Maybe your plan is to sell your property right away to avoid losing even more money and to reduce risk. Another option is to force property appreciation through strategic renovations and through the addition of inexpensive amenities. By renovating your property, and increasing income, you can raise the value of your asset.
It’s always a good idea to perform a stress test on your property financials. What happens when vacancy increases? How much can you lower rent and remain afloat?
Government regulations may interfere with your profit margins. For example, rent control can regulate the amount you charge for rent (how much and how often you can raise rent), which could result in profit loss if the cost of rent goes down.
Other regulations like the Denver Green Roof Initiative could affect your multifamily property. The new ordinance requires that buildings over 25,000 square feet dedicate a percentage of a building’s roof to green, vegetative space, or other options such as “cool roofs.”
There are costs associated with installing new green or cool roofs, including more expensive insurance, which will greatly impact Denver multifamily unit owners. Preparing yourself for regulations like these is very important, whether you’re saving funds to cover certain costs or doing research on geographical areas before investing.
Changing social patterns and lifestyles
The multifamily industry is ever changing. The demographics of a particular area rarely stay the same. Baby boomers and millennials are constantly looking for homes that suit them, which means they won’t stay in the same multifamily properties.
This could affect you as a property owner. With shifting consumer tastes, you can lose tenants to other more appealing properties. To combat this and reduce risk, you could try creating common areas that appeal to multiple generations and keeping up with popular trends.
Properties with no resilience

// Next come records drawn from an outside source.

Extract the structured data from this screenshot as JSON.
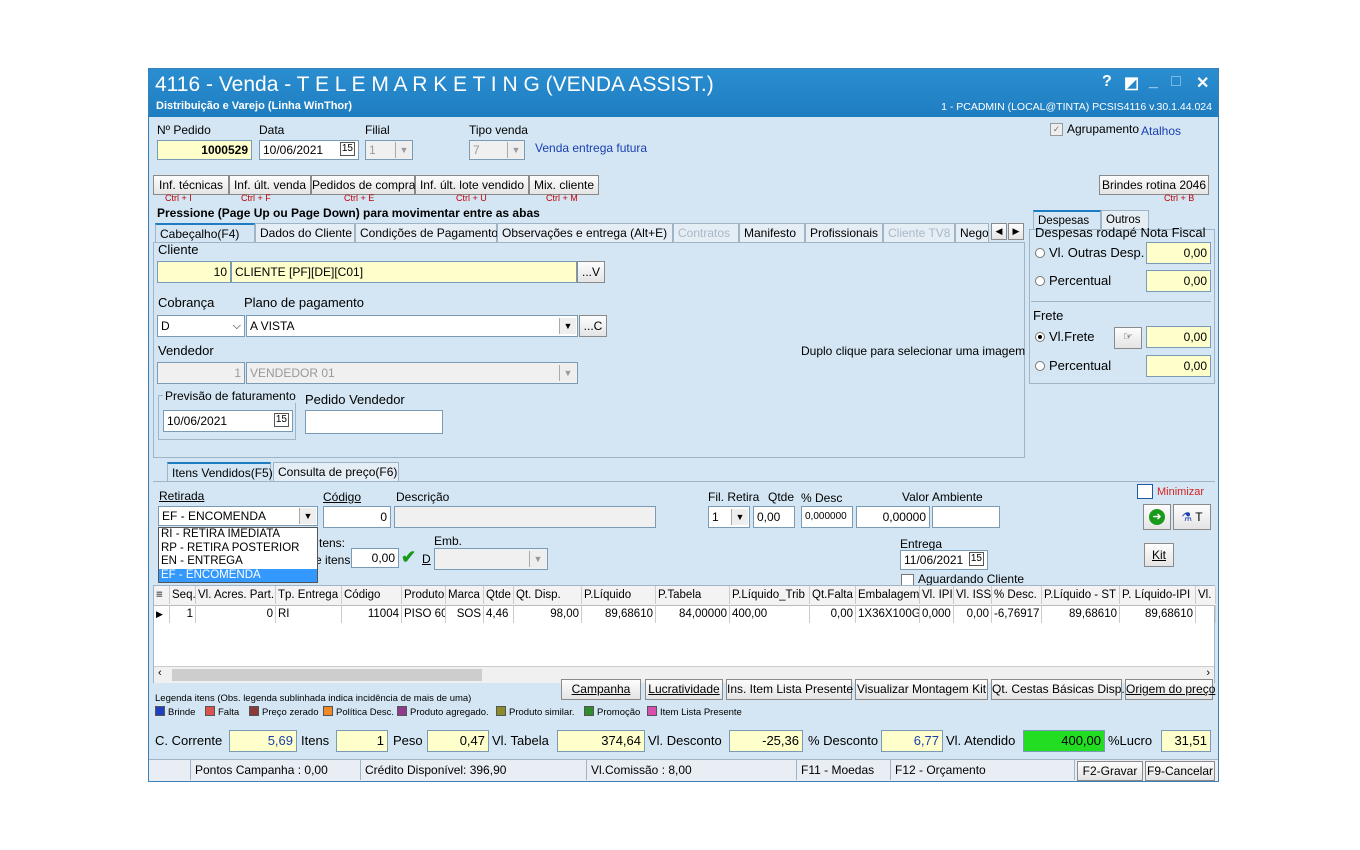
{
  "window": {
    "title": "4116 - Venda - T E L E M A R K E T I N G  (VENDA ASSIST.)",
    "subtitle": "Distribuição e Varejo (Linha WinThor)",
    "user_info": "1 - PCADMIN (LOCAL@TINTA)  PCSIS4116  v.30.1.44.024",
    "controls": {
      "help": "?",
      "restore": "◩",
      "minimize": "_",
      "maximize": "□",
      "close": "✕"
    }
  },
  "header": {
    "pedido_label": "Nº Pedido",
    "pedido_value": "1000529",
    "data_label": "Data",
    "data_value": "10/06/2021",
    "filial_label": "Filial",
    "filial_value": "1",
    "tipo_venda_label": "Tipo venda",
    "tipo_venda_value": "7",
    "tipo_venda_desc": "Venda entrega futura",
    "agrupamento_label": "Agrupamento",
    "atalhos_label": "Atalhos"
  },
  "toolbar": {
    "buttons": [
      {
        "label": "Inf. técnicas",
        "shortcut": "Ctrl + I"
      },
      {
        "label": "Inf. últ. venda",
        "shortcut": "Ctrl + F"
      },
      {
        "label": "Pedidos de compra",
        "shortcut": "Ctrl + E"
      },
      {
        "label": "Inf. últ. lote vendido",
        "shortcut": "Ctrl + U"
      },
      {
        "label": "Mix. cliente",
        "shortcut": "Ctrl + M"
      }
    ],
    "brindes": {
      "label": "Brindes rotina 2046",
      "shortcut": "Ctrl + B"
    }
  },
  "hint": "Pressione (Page Up ou Page Down) para movimentar entre as abas",
  "tabs": [
    {
      "label": "Cabeçalho(F4)"
    },
    {
      "label": "Dados do Cliente"
    },
    {
      "label": "Condições de Pagamento"
    },
    {
      "label": "Observações e entrega (Alt+E)"
    },
    {
      "label": "Contratos"
    },
    {
      "label": "Manifesto"
    },
    {
      "label": "Profissionais"
    },
    {
      "label": "Cliente TV8"
    },
    {
      "label": "Nego"
    }
  ],
  "cabecalho": {
    "cliente_label": "Cliente",
    "cliente_code": "10",
    "cliente_name": "CLIENTE [PF][DE][C01]",
    "cliente_btn": "...V",
    "cobranca_label": "Cobrança",
    "cobranca_value": "D",
    "plano_label": "Plano de pagamento",
    "plano_value": "A VISTA",
    "plano_btn": "...C",
    "vendedor_label": "Vendedor",
    "vendedor_code": "1",
    "vendedor_name": "VENDEDOR 01",
    "previsao_label": "Previsão de faturamento",
    "previsao_value": "10/06/2021",
    "pedido_vendedor_label": "Pedido Vendedor",
    "pedido_vendedor_value": "",
    "image_hint": "Duplo clique para selecionar uma imagem"
  },
  "despesas": {
    "tab1": "Despesas",
    "tab2": "Outros",
    "title": "Despesas rodapé Nota Fiscal",
    "vl_outras_label": "Vl. Outras Desp.",
    "vl_outras_value": "0,00",
    "percentual_label": "Percentual",
    "percentual_value": "0,00",
    "frete_label": "Frete",
    "vl_frete_label": "Vl.Frete",
    "vl_frete_value": "0,00",
    "frete_percentual_label": "Percentual",
    "frete_percentual_value": "0,00"
  },
  "items_tabs": [
    {
      "label": "Itens Vendidos(F5)"
    },
    {
      "label": "Consulta de preço(F6)"
    }
  ],
  "items_form": {
    "retirada_label": "Retirada",
    "retirada_value": "EF - ENCOMENDA",
    "retirada_options": [
      "RI - RETIRA IMEDIATA",
      "RP - RETIRA POSTERIOR",
      "EN - ENTREGA",
      "EF - ENCOMENDA"
    ],
    "codigo_label": "Código",
    "codigo_value": "0",
    "descricao_label": "Descrição",
    "fil_retira_label": "Fil. Retira",
    "fil_retira_value": "1",
    "qtde_label": "Qtde",
    "qtde_value": "0,00",
    "desc_label": "% Desc",
    "desc_value": "0,000000",
    "valor_label": "Valor",
    "valor_value": "0,00000",
    "ambiente_label": "Ambiente",
    "itens_label": "tens:",
    "itens2_label": "e itens:",
    "itens_value": "0,00",
    "d_label": "D",
    "emb_label": "Emb.",
    "entrega_label": "Entrega",
    "entrega_value": "11/06/2021",
    "aguardando_label": "Aguardando Cliente",
    "minimizar_label": "Minimizar",
    "t_label": "T",
    "kit_label": "Kit"
  },
  "grid": {
    "columns": [
      "Seq.",
      "Vl. Acres. Part.",
      "Tp. Entrega",
      "Código",
      "Produto",
      "Marca",
      "Qtde",
      "Qt. Disp.",
      "P.Líquido",
      "P.Tabela",
      "P.Líquido_Trib",
      "Qt.Falta",
      "Embalagem",
      "Vl. IPI",
      "Vl. ISS",
      "% Desc.",
      "P.Líquido - ST",
      "P. Líquido-IPI",
      "Vl."
    ],
    "rows": [
      [
        "1",
        "0",
        "RI",
        "11004",
        "PISO 60",
        "SOS",
        "4,46",
        "98,00",
        "89,68610",
        "84,00000",
        "400,00",
        "0,00",
        "1X36X100G",
        "0,000",
        "0,00",
        "-6,76917",
        "89,68610",
        "89,68610",
        ""
      ]
    ]
  },
  "bottom_buttons": [
    "Campanha",
    "Lucratividade",
    "Ins. Item Lista Presente",
    "Visualizar Montagem Kit",
    "Qt. Cestas Básicas Disp.",
    "Origem do preço"
  ],
  "legend": {
    "title": "Legenda itens (Obs. legenda sublinhada indica incidência de mais de uma)",
    "items": [
      {
        "label": "Brinde",
        "color": "#1f3fbf"
      },
      {
        "label": "Falta",
        "color": "#d9534f"
      },
      {
        "label": "Preço zerado",
        "color": "#8b3a3a"
      },
      {
        "label": "Política Desc.",
        "color": "#f08a24"
      },
      {
        "label": "Produto agregado.",
        "color": "#8e3b8e"
      },
      {
        "label": "Produto similar.",
        "color": "#8b8b2a"
      },
      {
        "label": "Promoção",
        "color": "#2e8b2e"
      },
      {
        "label": "Item Lista Presente",
        "color": "#d94fb0"
      }
    ]
  },
  "totals": {
    "c_corrente_label": "C. Corrente",
    "c_corrente_value": "5,69",
    "itens_label": "Itens",
    "itens_value": "1",
    "peso_label": "Peso",
    "peso_value": "0,47",
    "vl_tabela_label": "Vl. Tabela",
    "vl_tabela_value": "374,64",
    "vl_desconto_label": "Vl. Desconto",
    "vl_desconto_value": "-25,36",
    "pct_desconto_label": "% Desconto",
    "pct_desconto_value": "6,77",
    "vl_atendido_label": "Vl. Atendido",
    "vl_atendido_value": "400,00",
    "lucro_label": "%Lucro",
    "lucro_value": "31,51"
  },
  "statusbar": {
    "pontos": "Pontos Campanha : 0,00",
    "credito": "Crédito Disponível: 396,90",
    "comissao": "Vl.Comissão : 8,00",
    "f11": "F11 - Moedas",
    "f12": "F12 - Orçamento",
    "gravar": "F2-Gravar",
    "cancelar": "F9-Cancelar"
  }
}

Your property should be able to bounce back from different challenges like financial loss due to mismanagement, climate change, weather-related disasters, etc. The best way to properly reduce risk with these issues is to prepare for them. The more resilient your property is to disaster the less it will cost you and the safer your residents will be.
You should thoroughly research the area in which you will make your investment. Some places are prone to hurricanes and tornadoes. Other areas experience blizzards, snowstorms, and fires. You might consider choosing an area with little risk of natural disasters. Doing so could save on repair costs in the long run.
Also be sure to ask the seller for copies of all insurance claims for the past 5-10 years. This is a great way to check for previous property damage.
Inadequate tax planning
You can’t forget about property taxes. High sales prices can make for some pretty high property taxes. Be careful not to underestimate property and income taxes at the time of purchase or sale. Mistakes could reduce your actual return.
The best way to take advantage of the many tax strategies available to real estate investors is to hire a Certified Public Accountant (CPA) who specializes in real estate investments.
Exposing property to legal issues
There are many things you can do to get yourself in legal trouble as a multifamily property owner such as:
- Breaking landlord-tenant laws
- Not adhering to fair-housing and habitability requirements
- Conflicts that expose your property to liens (contractor disputes)
It’s important to be familiar with the law and certain regulations to reduce risk and avoid such issues. Failure to do so could result in the loss of your property and even jail time.
Are you interested in real estate investing? Here at Theresa Bradley-Banta Real Estate Consultancy, we offer educational programs for aspiring multifamily investors. Contact us today to learn more!
Latest posts by Theresa Bradley-Banta (see all)
- 7 Crucial Property Valuation Tips for Buying an Apartment Complex - July 8, 2019
- Profit-Maximizing Design Makeovers for Older Apartment Buildings - July 1, 2019
- Lease Units Like A Pro with Today’s Technology - June 21, 2019